What is being asked:
Reproduce the entries verbatim; no pictures.

Items from an interface collection
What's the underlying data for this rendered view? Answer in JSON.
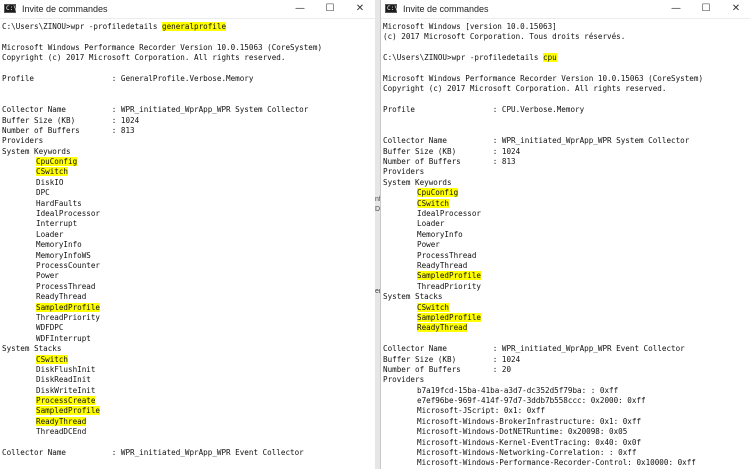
{
  "colors": {
    "highlight": "#ffff00",
    "console_bg": "#ffffff",
    "text": "#111111"
  },
  "left_window": {
    "title": "Invite de commandes",
    "icon": "cmd-icon",
    "controls": {
      "minimize": "—",
      "maximize": "☐",
      "close": "✕"
    },
    "lines": [
      {
        "text": "C:\\Users\\ZINOU>wpr -profiledetails ",
        "hl": "generalprofile"
      },
      {
        "text": "",
        "hl": ""
      },
      {
        "text": "Microsoft Windows Performance Recorder Version 10.0.15063 (CoreSystem)",
        "hl": ""
      },
      {
        "text": "Copyright (c) 2017 Microsoft Corporation. All rights reserved.",
        "hl": ""
      },
      {
        "text": "",
        "hl": ""
      },
      {
        "text": "Profile                 : GeneralProfile.Verbose.Memory",
        "hl": ""
      },
      {
        "text": "",
        "hl": ""
      },
      {
        "text": "",
        "hl": ""
      },
      {
        "text": "Collector Name          : WPR_initiated_WprApp_WPR System Collector",
        "hl": ""
      },
      {
        "text": "Buffer Size (KB)        : 1024",
        "hl": ""
      },
      {
        "text": "Number of Buffers       : 813",
        "hl": ""
      },
      {
        "text": "Providers",
        "hl": ""
      },
      {
        "text": "System Keywords",
        "hl": ""
      },
      {
        "text": "",
        "hl": "CpuConfig",
        "indent": true
      },
      {
        "text": "",
        "hl": "CSwitch",
        "indent": true
      },
      {
        "text": "DiskIO",
        "hl": "",
        "indent": true
      },
      {
        "text": "DPC",
        "hl": "",
        "indent": true
      },
      {
        "text": "HardFaults",
        "hl": "",
        "indent": true
      },
      {
        "text": "IdealProcessor",
        "hl": "",
        "indent": true
      },
      {
        "text": "Interrupt",
        "hl": "",
        "indent": true
      },
      {
        "text": "Loader",
        "hl": "",
        "indent": true
      },
      {
        "text": "MemoryInfo",
        "hl": "",
        "indent": true
      },
      {
        "text": "MemoryInfoWS",
        "hl": "",
        "indent": true
      },
      {
        "text": "ProcessCounter",
        "hl": "",
        "indent": true
      },
      {
        "text": "Power",
        "hl": "",
        "indent": true
      },
      {
        "text": "ProcessThread",
        "hl": "",
        "indent": true
      },
      {
        "text": "ReadyThread",
        "hl": "",
        "indent": true
      },
      {
        "text": "",
        "hl": "SampledProfile",
        "indent": true
      },
      {
        "text": "ThreadPriority",
        "hl": "",
        "indent": true
      },
      {
        "text": "WDFDPC",
        "hl": "",
        "indent": true
      },
      {
        "text": "WDFInterrupt",
        "hl": "",
        "indent": true
      },
      {
        "text": "System Stacks",
        "hl": ""
      },
      {
        "text": "",
        "hl": "CSwitch",
        "indent": true
      },
      {
        "text": "DiskFlushInit",
        "hl": "",
        "indent": true
      },
      {
        "text": "DiskReadInit",
        "hl": "",
        "indent": true
      },
      {
        "text": "DiskWriteInit",
        "hl": "",
        "indent": true
      },
      {
        "text": "",
        "hl": "ProcessCreate",
        "indent": true
      },
      {
        "text": "",
        "hl": "SampledProfile",
        "indent": true
      },
      {
        "text": "",
        "hl": "ReadyThread",
        "indent": true
      },
      {
        "text": "ThreadDCEnd",
        "hl": "",
        "indent": true
      },
      {
        "text": "",
        "hl": ""
      },
      {
        "text": "Collector Name          : WPR_initiated_WprApp_WPR Event Collector",
        "hl": ""
      }
    ]
  },
  "right_window": {
    "title": "Invite de commandes",
    "icon": "cmd-icon",
    "controls": {
      "minimize": "—",
      "maximize": "☐",
      "close": "✕"
    },
    "lines": [
      {
        "text": "Microsoft Windows [version 10.0.15063]",
        "hl": ""
      },
      {
        "text": "(c) 2017 Microsoft Corporation. Tous droits réservés.",
        "hl": ""
      },
      {
        "text": "",
        "hl": ""
      },
      {
        "text": "C:\\Users\\ZINOU>wpr -profiledetails ",
        "hl": "cpu"
      },
      {
        "text": "",
        "hl": ""
      },
      {
        "text": "Microsoft Windows Performance Recorder Version 10.0.15063 (CoreSystem)",
        "hl": ""
      },
      {
        "text": "Copyright (c) 2017 Microsoft Corporation. All rights reserved.",
        "hl": ""
      },
      {
        "text": "",
        "hl": ""
      },
      {
        "text": "Profile                 : CPU.Verbose.Memory",
        "hl": ""
      },
      {
        "text": "",
        "hl": ""
      },
      {
        "text": "",
        "hl": ""
      },
      {
        "text": "Collector Name          : WPR_initiated_WprApp_WPR System Collector",
        "hl": ""
      },
      {
        "text": "Buffer Size (KB)        : 1024",
        "hl": ""
      },
      {
        "text": "Number of Buffers       : 813",
        "hl": ""
      },
      {
        "text": "Providers",
        "hl": ""
      },
      {
        "text": "System Keywords",
        "hl": ""
      },
      {
        "text": "",
        "hl": "CpuConfig",
        "indent": true
      },
      {
        "text": "",
        "hl": "CSwitch",
        "indent": true
      },
      {
        "text": "IdealProcessor",
        "hl": "",
        "indent": true
      },
      {
        "text": "Loader",
        "hl": "",
        "indent": true
      },
      {
        "text": "MemoryInfo",
        "hl": "",
        "indent": true
      },
      {
        "text": "Power",
        "hl": "",
        "indent": true
      },
      {
        "text": "ProcessThread",
        "hl": "",
        "indent": true
      },
      {
        "text": "ReadyThread",
        "hl": "",
        "indent": true
      },
      {
        "text": "",
        "hl": "SampledProfile",
        "indent": true
      },
      {
        "text": "ThreadPriority",
        "hl": "",
        "indent": true
      },
      {
        "text": "System Stacks",
        "hl": ""
      },
      {
        "text": "",
        "hl": "CSwitch",
        "indent": true
      },
      {
        "text": "",
        "hl": "SampledProfile",
        "indent": true
      },
      {
        "text": "",
        "hl": "ReadyThread",
        "indent": true
      },
      {
        "text": "",
        "hl": ""
      },
      {
        "text": "Collector Name          : WPR_initiated_WprApp_WPR Event Collector",
        "hl": ""
      },
      {
        "text": "Buffer Size (KB)        : 1024",
        "hl": ""
      },
      {
        "text": "Number of Buffers       : 20",
        "hl": ""
      },
      {
        "text": "Providers",
        "hl": ""
      },
      {
        "text": "b7a19fcd-15ba-41ba-a3d7-dc352d5f79ba: : 0xff",
        "hl": "",
        "indent": true
      },
      {
        "text": "e7ef96be-969f-414f-97d7-3ddb7b558ccc: 0x2000: 0xff",
        "hl": "",
        "indent": true
      },
      {
        "text": "Microsoft-JScript: 0x1: 0xff",
        "hl": "",
        "indent": true
      },
      {
        "text": "Microsoft-Windows-BrokerInfrastructure: 0x1: 0xff",
        "hl": "",
        "indent": true
      },
      {
        "text": "Microsoft-Windows-DotNETRuntime: 0x20098: 0x05",
        "hl": "",
        "indent": true
      },
      {
        "text": "Microsoft-Windows-Kernel-EventTracing: 0x40: 0x0f",
        "hl": "",
        "indent": true
      },
      {
        "text": "Microsoft-Windows-Networking-Correlation: : 0xff",
        "hl": "",
        "indent": true
      },
      {
        "text": "Microsoft-Windows-Performance-Recorder-Control: 0x10000: 0xff",
        "hl": "",
        "indent": true
      }
    ]
  },
  "background_window": {
    "peek_text": [
      "nfo",
      "Di",
      "ers"
    ]
  }
}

The answer:
What's the underlying data for this rendered view? Answer in JSON.
{
  "colors": {
    "highlight": "#ffff00",
    "console_bg": "#ffffff",
    "text": "#111111"
  },
  "left_window": {
    "title": "Invite de commandes",
    "icon": "cmd-icon",
    "controls": {
      "minimize": "—",
      "maximize": "☐",
      "close": "✕"
    },
    "lines": [
      {
        "text": "C:\\Users\\ZINOU>wpr -profiledetails ",
        "hl": "generalprofile"
      },
      {
        "text": "",
        "hl": ""
      },
      {
        "text": "Microsoft Windows Performance Recorder Version 10.0.15063 (CoreSystem)",
        "hl": ""
      },
      {
        "text": "Copyright (c) 2017 Microsoft Corporation. All rights reserved.",
        "hl": ""
      },
      {
        "text": "",
        "hl": ""
      },
      {
        "text": "Profile                 : GeneralProfile.Verbose.Memory",
        "hl": ""
      },
      {
        "text": "",
        "hl": ""
      },
      {
        "text": "",
        "hl": ""
      },
      {
        "text": "Collector Name          : WPR_initiated_WprApp_WPR System Collector",
        "hl": ""
      },
      {
        "text": "Buffer Size (KB)        : 1024",
        "hl": ""
      },
      {
        "text": "Number of Buffers       : 813",
        "hl": ""
      },
      {
        "text": "Providers",
        "hl": ""
      },
      {
        "text": "System Keywords",
        "hl": ""
      },
      {
        "text": "",
        "hl": "CpuConfig",
        "indent": true
      },
      {
        "text": "",
        "hl": "CSwitch",
        "indent": true
      },
      {
        "text": "DiskIO",
        "hl": "",
        "indent": true
      },
      {
        "text": "DPC",
        "hl": "",
        "indent": true
      },
      {
        "text": "HardFaults",
        "hl": "",
        "indent": true
      },
      {
        "text": "IdealProcessor",
        "hl": "",
        "indent": true
      },
      {
        "text": "Interrupt",
        "hl": "",
        "indent": true
      },
      {
        "text": "Loader",
        "hl": "",
        "indent": true
      },
      {
        "text": "MemoryInfo",
        "hl": "",
        "indent": true
      },
      {
        "text": "MemoryInfoWS",
        "hl": "",
        "indent": true
      },
      {
        "text": "ProcessCounter",
        "hl": "",
        "indent": true
      },
      {
        "text": "Power",
        "hl": "",
        "indent": true
      },
      {
        "text": "ProcessThread",
        "hl": "",
        "indent": true
      },
      {
        "text": "ReadyThread",
        "hl": "",
        "indent": true
      },
      {
        "text": "",
        "hl": "SampledProfile",
        "indent": true
      },
      {
        "text": "ThreadPriority",
        "hl": "",
        "indent": true
      },
      {
        "text": "WDFDPC",
        "hl": "",
        "indent": true
      },
      {
        "text": "WDFInterrupt",
        "hl": "",
        "indent": true
      },
      {
        "text": "System Stacks",
        "hl": ""
      },
      {
        "text": "",
        "hl": "CSwitch",
        "indent": true
      },
      {
        "text": "DiskFlushInit",
        "hl": "",
        "indent": true
      },
      {
        "text": "DiskReadInit",
        "hl": "",
        "indent": true
      },
      {
        "text": "DiskWriteInit",
        "hl": "",
        "indent": true
      },
      {
        "text": "",
        "hl": "ProcessCreate",
        "indent": true
      },
      {
        "text": "",
        "hl": "SampledProfile",
        "indent": true
      },
      {
        "text": "",
        "hl": "ReadyThread",
        "indent": true
      },
      {
        "text": "ThreadDCEnd",
        "hl": "",
        "indent": true
      },
      {
        "text": "",
        "hl": ""
      },
      {
        "text": "Collector Name          : WPR_initiated_WprApp_WPR Event Collector",
        "hl": ""
      }
    ]
  },
  "right_window": {
    "title": "Invite de commandes",
    "icon": "cmd-icon",
    "controls": {
      "minimize": "—",
      "maximize": "☐",
      "close": "✕"
    },
    "lines": [
      {
        "text": "Microsoft Windows [version 10.0.15063]",
        "hl": ""
      },
      {
        "text": "(c) 2017 Microsoft Corporation. Tous droits réservés.",
        "hl": ""
      },
      {
        "text": "",
        "hl": ""
      },
      {
        "text": "C:\\Users\\ZINOU>wpr -profiledetails ",
        "hl": "cpu"
      },
      {
        "text": "",
        "hl": ""
      },
      {
        "text": "Microsoft Windows Performance Recorder Version 10.0.15063 (CoreSystem)",
        "hl": ""
      },
      {
        "text": "Copyright (c) 2017 Microsoft Corporation. All rights reserved.",
        "hl": ""
      },
      {
        "text": "",
        "hl": ""
      },
      {
        "text": "Profile                 : CPU.Verbose.Memory",
        "hl": ""
      },
      {
        "text": "",
        "hl": ""
      },
      {
        "text": "",
        "hl": ""
      },
      {
        "text": "Collector Name          : WPR_initiated_WprApp_WPR System Collector",
        "hl": ""
      },
      {
        "text": "Buffer Size (KB)        : 1024",
        "hl": ""
      },
      {
        "text": "Number of Buffers       : 813",
        "hl": ""
      },
      {
        "text": "Providers",
        "hl": ""
      },
      {
        "text": "System Keywords",
        "hl": ""
      },
      {
        "text": "",
        "hl": "CpuConfig",
        "indent": true
      },
      {
        "text": "",
        "hl": "CSwitch",
        "indent": true
      },
      {
        "text": "IdealProcessor",
        "hl": "",
        "indent": true
      },
      {
        "text": "Loader",
        "hl": "",
        "indent": true
      },
      {
        "text": "MemoryInfo",
        "hl": "",
        "indent": true
      },
      {
        "text": "Power",
        "hl": "",
        "indent": true
      },
      {
        "text": "ProcessThread",
        "hl": "",
        "indent": true
      },
      {
        "text": "ReadyThread",
        "hl": "",
        "indent": true
      },
      {
        "text": "",
        "hl": "SampledProfile",
        "indent": true
      },
      {
        "text": "ThreadPriority",
        "hl": "",
        "indent": true
      },
      {
        "text": "System Stacks",
        "hl": ""
      },
      {
        "text": "",
        "hl": "CSwitch",
        "indent": true
      },
      {
        "text": "",
        "hl": "SampledProfile",
        "indent": true
      },
      {
        "text": "",
        "hl": "ReadyThread",
        "indent": true
      },
      {
        "text": "",
        "hl": ""
      },
      {
        "text": "Collector Name          : WPR_initiated_WprApp_WPR Event Collector",
        "hl": ""
      },
      {
        "text": "Buffer Size (KB)        : 1024",
        "hl": ""
      },
      {
        "text": "Number of Buffers       : 20",
        "hl": ""
      },
      {
        "text": "Providers",
        "hl": ""
      },
      {
        "text": "b7a19fcd-15ba-41ba-a3d7-dc352d5f79ba: : 0xff",
        "hl": "",
        "indent": true
      },
      {
        "text": "e7ef96be-969f-414f-97d7-3ddb7b558ccc: 0x2000: 0xff",
        "hl": "",
        "indent": true
      },
      {
        "text": "Microsoft-JScript: 0x1: 0xff",
        "hl": "",
        "indent": true
      },
      {
        "text": "Microsoft-Windows-BrokerInfrastructure: 0x1: 0xff",
        "hl": "",
        "indent": true
      },
      {
        "text": "Microsoft-Windows-DotNETRuntime: 0x20098: 0x05",
        "hl": "",
        "indent": true
      },
      {
        "text": "Microsoft-Windows-Kernel-EventTracing: 0x40: 0x0f",
        "hl": "",
        "indent": true
      },
      {
        "text": "Microsoft-Windows-Networking-Correlation: : 0xff",
        "hl": "",
        "indent": true
      },
      {
        "text": "Microsoft-Windows-Performance-Recorder-Control: 0x10000: 0xff",
        "hl": "",
        "indent": true
      }
    ]
  },
  "background_window": {
    "peek_text": [
      "nfo",
      "Di",
      "ers"
    ]
  }
}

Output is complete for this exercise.